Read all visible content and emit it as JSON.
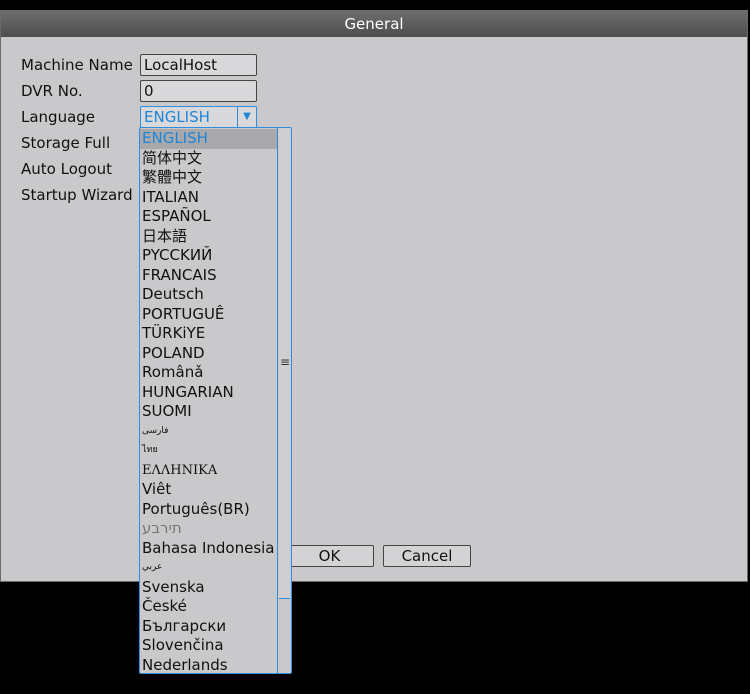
{
  "window": {
    "title": "General"
  },
  "fields": {
    "machine_name": {
      "label": "Machine Name",
      "value": "LocalHost"
    },
    "dvr_no": {
      "label": "DVR No.",
      "value": "0"
    },
    "language": {
      "label": "Language",
      "value": "ENGLISH"
    },
    "storage_full": {
      "label": "Storage Full"
    },
    "auto_logout": {
      "label": "Auto Logout"
    },
    "startup_wizard": {
      "label": "Startup Wizard"
    }
  },
  "buttons": {
    "ok": "OK",
    "cancel": "Cancel"
  },
  "language_options": [
    "ENGLISH",
    "简体中文",
    "繁體中文",
    "ITALIAN",
    "ESPAÑOL",
    "日本語",
    "PYCCKИЙ",
    "FRANCAIS",
    "Deutsch",
    "PORTUGUÊ",
    "TÜRKiYE",
    "POLAND",
    "Românǎ",
    "HUNGARIAN",
    "SUOMI",
    "فارسی",
    "ไทย",
    "ΕΛΛΗΝΙΚΑ",
    "Viêt",
    "Português(BR)",
    "תירבע",
    "Bahasa Indonesia",
    "عربي",
    "Svenska",
    "České",
    "Български",
    "Slovenčina",
    "Nederlands"
  ],
  "icons": {
    "dropdown_arrow": "▼",
    "scroll_grip": "≡"
  },
  "colors": {
    "accent": "#1d86d8",
    "background": "#c9c9cb",
    "titlebar": "#5a5a5a"
  }
}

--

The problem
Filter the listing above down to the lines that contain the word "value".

Solution
      "value": "LocalHost"
      "value": "0"
      "value": "ENGLISH"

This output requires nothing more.